Last night, was the final meeting of “The Success Seminar” at the Landmark Forum via Zoom. There were 74 people in attendance, and when we were asked what we’d gotten out of the seminar, amazing transformations were shared.
Two examples: One woman who was always in debt, lost her various jobs because of the Corvid shut down, and was in a flat panic. But because of the techniques she learned in the workshop, she ceased to define her success by dollars, and money rolled in from creative projects she’s given up on. Now she’s able to pursue her art full time! Another person connected with his father, and discovered that his father had always considered him a success, not a failure. The son was able let go of his old beliefs, and moved forward both professionally and built a friendship with his dad. Impressive results, even more so since this is all happening under quarantine.
The goal of the seminar was to help each of the participants redefine success in their own terms, free of societal conditioning and brainwashing. In the final seminar, we were given two keys for how to live in a new state of happiness and success.
1. This moment is it. That’s all there is, plus what’s possible.
We’re constantly being barraged with slogans, and admonitions to be “mindful” and “present.” All well and good, but this notion, is more useful because there’s no room for interpretations.
After the seminar was over, I made a big sign that read;” This. Is. It, and what’s possible.
I woke this morning, slightly hungover from drinking some really good Tequila (Casamigos, thank you George Clooney!) The first thing I saw was this new sign on the wall.
2. Life can be a struggle, or a dance, your choice. Try a new paradigm: think of everything as dancing. That being said, use the metaphor to free up your approach to everything you do in your life. The only way to dance is to actually dance. It requires no extra equipment or training. The only way to get better at dancing is to actually dance. The goal of dancing is not to dance well, it’s to enjoy yourself.
Since I’m social dancer, I use dancing as a metaphor of life when writing is to consider what relationship my characters are having with the people around them.
I look at every story and scene as a dance. Most dances have a leader and a follower, both equally powerful roles.

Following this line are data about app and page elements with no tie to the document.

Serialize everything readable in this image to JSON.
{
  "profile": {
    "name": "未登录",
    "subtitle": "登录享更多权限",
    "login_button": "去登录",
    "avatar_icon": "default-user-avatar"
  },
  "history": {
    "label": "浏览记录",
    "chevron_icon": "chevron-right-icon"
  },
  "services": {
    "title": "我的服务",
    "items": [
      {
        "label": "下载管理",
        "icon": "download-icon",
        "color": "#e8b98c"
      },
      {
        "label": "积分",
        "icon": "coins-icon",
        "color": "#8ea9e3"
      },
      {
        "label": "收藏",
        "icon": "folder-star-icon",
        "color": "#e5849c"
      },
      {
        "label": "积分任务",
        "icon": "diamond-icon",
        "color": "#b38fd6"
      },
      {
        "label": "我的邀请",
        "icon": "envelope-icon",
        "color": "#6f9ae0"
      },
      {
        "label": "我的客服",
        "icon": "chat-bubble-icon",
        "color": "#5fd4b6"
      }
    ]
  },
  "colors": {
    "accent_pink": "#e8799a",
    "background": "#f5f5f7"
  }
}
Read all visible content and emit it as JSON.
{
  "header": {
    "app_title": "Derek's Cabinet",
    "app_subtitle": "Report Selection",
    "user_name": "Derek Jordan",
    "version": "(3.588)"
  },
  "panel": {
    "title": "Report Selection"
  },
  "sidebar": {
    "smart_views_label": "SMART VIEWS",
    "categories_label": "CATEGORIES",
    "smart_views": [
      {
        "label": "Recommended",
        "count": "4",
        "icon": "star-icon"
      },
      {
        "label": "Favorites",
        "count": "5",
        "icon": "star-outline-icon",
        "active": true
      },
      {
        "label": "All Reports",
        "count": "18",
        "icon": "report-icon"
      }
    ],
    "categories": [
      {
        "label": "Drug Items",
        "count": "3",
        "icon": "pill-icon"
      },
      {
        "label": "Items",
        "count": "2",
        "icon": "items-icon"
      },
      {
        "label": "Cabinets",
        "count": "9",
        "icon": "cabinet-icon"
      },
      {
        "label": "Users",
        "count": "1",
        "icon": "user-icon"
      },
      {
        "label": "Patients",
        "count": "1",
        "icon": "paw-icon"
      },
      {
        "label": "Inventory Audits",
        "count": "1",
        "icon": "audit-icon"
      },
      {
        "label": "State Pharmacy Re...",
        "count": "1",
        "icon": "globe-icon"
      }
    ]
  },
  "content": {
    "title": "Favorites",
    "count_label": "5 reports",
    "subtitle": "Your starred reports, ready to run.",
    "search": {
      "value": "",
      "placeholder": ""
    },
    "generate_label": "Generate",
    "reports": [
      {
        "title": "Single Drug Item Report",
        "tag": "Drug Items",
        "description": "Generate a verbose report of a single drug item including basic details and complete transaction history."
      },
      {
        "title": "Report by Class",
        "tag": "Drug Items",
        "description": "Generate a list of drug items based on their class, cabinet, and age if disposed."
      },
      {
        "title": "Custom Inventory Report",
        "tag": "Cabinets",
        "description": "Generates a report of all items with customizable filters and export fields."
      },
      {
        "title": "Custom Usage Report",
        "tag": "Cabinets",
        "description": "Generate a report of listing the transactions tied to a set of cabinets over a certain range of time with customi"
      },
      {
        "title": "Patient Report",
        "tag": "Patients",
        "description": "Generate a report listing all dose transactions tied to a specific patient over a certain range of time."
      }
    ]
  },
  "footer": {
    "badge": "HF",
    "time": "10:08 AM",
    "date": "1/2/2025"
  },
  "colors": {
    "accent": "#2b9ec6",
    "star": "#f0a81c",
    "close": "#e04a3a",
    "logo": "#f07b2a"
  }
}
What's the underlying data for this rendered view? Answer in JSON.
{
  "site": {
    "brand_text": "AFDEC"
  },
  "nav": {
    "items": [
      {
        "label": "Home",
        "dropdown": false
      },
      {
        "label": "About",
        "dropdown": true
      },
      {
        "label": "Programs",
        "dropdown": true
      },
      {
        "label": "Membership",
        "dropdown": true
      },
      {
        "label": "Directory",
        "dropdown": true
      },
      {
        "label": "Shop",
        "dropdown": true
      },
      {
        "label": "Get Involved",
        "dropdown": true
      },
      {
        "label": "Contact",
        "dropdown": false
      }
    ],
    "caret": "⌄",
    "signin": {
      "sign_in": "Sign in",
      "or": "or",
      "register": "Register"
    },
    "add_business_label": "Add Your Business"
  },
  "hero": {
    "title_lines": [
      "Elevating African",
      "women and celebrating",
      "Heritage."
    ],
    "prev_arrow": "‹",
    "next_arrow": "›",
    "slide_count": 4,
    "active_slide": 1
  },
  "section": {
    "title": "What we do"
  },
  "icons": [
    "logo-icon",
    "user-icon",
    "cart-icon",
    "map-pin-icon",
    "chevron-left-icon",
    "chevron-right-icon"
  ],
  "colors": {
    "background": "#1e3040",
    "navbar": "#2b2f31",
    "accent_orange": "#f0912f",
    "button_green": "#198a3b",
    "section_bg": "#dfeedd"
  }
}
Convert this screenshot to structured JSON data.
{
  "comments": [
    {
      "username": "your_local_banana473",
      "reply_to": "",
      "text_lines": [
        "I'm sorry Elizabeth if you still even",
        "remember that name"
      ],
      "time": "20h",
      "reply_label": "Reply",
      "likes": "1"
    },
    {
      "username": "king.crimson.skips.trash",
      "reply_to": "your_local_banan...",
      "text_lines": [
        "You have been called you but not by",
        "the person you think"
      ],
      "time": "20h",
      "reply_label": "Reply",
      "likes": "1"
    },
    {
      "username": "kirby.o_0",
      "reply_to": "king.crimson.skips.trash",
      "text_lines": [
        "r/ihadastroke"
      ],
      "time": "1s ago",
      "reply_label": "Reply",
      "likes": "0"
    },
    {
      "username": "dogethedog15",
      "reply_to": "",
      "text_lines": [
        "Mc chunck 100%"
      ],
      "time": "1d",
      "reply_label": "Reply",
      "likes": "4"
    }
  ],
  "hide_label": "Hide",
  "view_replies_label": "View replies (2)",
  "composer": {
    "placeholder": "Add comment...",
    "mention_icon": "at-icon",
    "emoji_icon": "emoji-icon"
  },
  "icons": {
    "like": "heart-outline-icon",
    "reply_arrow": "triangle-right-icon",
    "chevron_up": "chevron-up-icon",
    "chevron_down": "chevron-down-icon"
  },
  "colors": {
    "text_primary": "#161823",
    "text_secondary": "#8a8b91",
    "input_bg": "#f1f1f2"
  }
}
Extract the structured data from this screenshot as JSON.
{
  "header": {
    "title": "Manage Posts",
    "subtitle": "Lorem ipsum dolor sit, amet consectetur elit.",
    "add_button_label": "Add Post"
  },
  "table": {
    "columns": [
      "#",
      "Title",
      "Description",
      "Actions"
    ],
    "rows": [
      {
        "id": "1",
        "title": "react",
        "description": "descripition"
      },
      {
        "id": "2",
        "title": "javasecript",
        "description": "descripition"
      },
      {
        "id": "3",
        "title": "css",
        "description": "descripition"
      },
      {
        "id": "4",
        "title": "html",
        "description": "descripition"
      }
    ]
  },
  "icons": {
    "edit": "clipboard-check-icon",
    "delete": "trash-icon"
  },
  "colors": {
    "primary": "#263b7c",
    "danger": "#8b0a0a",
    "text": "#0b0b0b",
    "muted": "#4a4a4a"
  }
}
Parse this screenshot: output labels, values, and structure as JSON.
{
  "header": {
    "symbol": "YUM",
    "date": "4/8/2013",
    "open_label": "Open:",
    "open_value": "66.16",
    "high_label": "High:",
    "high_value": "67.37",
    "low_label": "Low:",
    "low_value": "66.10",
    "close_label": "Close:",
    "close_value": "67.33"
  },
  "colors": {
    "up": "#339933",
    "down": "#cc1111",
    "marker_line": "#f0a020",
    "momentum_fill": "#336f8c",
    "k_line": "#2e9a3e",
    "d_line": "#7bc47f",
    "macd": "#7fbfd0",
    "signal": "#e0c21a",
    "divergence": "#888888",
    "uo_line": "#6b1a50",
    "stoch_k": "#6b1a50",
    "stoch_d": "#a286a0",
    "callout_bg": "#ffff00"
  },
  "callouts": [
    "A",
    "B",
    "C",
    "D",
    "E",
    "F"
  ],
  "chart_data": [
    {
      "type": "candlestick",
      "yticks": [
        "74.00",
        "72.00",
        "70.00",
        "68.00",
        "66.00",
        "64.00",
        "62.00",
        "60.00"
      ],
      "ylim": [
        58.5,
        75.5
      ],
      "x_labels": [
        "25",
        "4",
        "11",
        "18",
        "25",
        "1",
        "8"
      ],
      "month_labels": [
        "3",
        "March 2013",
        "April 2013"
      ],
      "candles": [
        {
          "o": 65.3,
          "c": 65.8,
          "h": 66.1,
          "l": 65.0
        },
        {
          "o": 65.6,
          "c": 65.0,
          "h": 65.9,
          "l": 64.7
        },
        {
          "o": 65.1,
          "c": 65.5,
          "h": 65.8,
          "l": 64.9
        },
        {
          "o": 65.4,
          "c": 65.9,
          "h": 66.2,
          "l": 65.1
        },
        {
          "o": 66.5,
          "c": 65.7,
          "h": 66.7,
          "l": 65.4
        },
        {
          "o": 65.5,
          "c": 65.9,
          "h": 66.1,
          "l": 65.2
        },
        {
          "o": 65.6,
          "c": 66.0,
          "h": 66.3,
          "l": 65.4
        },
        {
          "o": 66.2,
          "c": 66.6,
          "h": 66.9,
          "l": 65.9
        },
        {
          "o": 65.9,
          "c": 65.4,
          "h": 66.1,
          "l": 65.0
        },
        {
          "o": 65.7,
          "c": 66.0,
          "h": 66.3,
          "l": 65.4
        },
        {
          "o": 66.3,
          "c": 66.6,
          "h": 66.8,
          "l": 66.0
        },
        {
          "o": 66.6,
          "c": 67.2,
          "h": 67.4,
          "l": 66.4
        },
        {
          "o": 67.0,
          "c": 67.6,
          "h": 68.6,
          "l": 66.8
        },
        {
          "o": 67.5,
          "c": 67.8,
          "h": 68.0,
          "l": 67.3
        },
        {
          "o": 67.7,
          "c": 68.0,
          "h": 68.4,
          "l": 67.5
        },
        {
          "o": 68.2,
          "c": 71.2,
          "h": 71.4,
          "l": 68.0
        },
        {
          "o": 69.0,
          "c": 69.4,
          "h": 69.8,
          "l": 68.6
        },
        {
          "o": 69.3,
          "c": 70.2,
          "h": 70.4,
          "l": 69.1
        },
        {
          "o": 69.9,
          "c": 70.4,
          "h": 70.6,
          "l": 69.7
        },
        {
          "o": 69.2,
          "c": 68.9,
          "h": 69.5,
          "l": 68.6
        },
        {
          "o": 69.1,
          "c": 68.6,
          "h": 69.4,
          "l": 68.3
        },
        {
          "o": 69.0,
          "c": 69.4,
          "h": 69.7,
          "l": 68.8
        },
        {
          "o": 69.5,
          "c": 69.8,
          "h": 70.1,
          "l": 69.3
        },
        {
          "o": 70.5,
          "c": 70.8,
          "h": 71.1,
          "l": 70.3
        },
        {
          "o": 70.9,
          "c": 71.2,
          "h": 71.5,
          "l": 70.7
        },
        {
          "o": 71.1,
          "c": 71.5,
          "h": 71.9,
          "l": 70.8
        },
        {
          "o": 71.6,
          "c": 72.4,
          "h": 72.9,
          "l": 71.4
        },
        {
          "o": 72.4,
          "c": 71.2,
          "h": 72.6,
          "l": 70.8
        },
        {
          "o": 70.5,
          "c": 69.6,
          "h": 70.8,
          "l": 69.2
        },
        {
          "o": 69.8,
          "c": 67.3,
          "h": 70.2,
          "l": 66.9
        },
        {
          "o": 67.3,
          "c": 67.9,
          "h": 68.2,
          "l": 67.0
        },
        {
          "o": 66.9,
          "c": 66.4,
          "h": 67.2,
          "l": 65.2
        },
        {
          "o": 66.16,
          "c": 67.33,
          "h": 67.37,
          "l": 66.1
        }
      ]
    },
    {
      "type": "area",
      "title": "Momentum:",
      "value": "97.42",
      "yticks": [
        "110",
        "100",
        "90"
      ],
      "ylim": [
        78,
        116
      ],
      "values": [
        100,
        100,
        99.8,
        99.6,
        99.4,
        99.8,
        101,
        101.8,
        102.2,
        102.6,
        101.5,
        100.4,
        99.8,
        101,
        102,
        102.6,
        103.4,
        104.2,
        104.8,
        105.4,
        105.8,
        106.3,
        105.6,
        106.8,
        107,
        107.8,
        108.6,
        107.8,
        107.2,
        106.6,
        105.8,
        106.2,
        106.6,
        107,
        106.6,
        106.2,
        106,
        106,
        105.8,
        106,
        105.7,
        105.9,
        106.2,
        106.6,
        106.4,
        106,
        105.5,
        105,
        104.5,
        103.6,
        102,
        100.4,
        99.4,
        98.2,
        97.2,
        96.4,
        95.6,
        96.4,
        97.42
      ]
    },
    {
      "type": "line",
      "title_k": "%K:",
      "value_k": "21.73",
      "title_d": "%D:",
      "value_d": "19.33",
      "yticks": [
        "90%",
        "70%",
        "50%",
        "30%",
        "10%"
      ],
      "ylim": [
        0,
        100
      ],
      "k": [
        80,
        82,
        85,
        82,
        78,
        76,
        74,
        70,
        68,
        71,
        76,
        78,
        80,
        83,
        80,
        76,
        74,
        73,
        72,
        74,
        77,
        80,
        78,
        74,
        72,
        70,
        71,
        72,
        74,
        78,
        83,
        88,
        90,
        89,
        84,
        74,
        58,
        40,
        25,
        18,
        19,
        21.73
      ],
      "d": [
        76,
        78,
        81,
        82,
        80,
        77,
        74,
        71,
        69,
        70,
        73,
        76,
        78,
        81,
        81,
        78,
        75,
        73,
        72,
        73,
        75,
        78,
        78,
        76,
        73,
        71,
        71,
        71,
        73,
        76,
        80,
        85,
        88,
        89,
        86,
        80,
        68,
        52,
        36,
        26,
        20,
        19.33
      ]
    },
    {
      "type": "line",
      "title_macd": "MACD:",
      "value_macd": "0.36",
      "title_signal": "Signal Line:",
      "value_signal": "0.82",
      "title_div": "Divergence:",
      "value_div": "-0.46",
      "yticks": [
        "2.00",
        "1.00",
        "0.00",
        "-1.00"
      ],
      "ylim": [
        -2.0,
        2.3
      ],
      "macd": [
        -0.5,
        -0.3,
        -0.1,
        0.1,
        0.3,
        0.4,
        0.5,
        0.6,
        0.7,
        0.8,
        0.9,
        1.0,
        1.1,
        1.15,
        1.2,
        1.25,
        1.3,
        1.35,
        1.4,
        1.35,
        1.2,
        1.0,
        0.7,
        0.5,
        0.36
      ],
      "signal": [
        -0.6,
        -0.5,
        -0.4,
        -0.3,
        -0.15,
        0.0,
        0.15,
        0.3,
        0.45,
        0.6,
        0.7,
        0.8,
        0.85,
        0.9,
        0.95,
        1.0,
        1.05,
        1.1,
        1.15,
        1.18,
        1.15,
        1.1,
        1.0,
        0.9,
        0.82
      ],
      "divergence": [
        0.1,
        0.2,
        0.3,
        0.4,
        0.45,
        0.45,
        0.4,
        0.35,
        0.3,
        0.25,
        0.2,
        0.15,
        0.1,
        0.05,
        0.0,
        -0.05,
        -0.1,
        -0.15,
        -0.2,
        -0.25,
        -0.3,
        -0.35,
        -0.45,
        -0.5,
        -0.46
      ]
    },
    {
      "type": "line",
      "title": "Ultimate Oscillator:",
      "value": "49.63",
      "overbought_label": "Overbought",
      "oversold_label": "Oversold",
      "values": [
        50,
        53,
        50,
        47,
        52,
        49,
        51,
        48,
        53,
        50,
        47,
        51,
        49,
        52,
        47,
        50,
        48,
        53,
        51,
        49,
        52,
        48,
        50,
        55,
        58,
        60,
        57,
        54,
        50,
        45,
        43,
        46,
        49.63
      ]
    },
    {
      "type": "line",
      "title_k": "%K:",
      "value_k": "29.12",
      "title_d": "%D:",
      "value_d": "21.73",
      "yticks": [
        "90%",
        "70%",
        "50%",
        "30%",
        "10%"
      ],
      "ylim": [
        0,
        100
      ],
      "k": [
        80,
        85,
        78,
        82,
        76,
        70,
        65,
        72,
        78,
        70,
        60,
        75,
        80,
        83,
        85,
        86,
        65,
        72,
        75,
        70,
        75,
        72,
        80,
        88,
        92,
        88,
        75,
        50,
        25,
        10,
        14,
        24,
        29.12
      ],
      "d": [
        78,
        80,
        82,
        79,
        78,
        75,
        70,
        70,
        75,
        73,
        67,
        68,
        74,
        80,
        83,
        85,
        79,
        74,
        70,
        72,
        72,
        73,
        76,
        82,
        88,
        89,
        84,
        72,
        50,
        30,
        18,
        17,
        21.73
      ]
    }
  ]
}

When I work on a scene, I ask myself: which character is leading? By defining my character’s roles, it’s then easy to shape the beats. The “dance “begins when one person wants something, and ends when they either get it, or not.
A movie is a dance between hero and villain. While it’s traditional to write it as a struggle or a battle, if you think of it as a dance you will get some very original material. A good example of this is the film, In The Line Of Fire. Two men are in opposition: One to save the president, and one to kill him. The writer creates incredible conflict by structuring the story like a dance, with the bad guy leading, and the good guy following until the climax, where the roles reverse. The editing is rhythmic, and we are on the edge of our seats because the writer was able to maintain the relationship between the characters as you would in any partner dance. It’s a very different experience than the usual action film.
Think of your characters as dancers. What kind of dance would they do? Are they leaders or followers? What’s the rhythm of their interaction with other people, authority, the world?
To recap, put up a sign to remind you that the present moment plus what’s possible is all that we really have, and from now on, consider both your writing and your life as being a dance.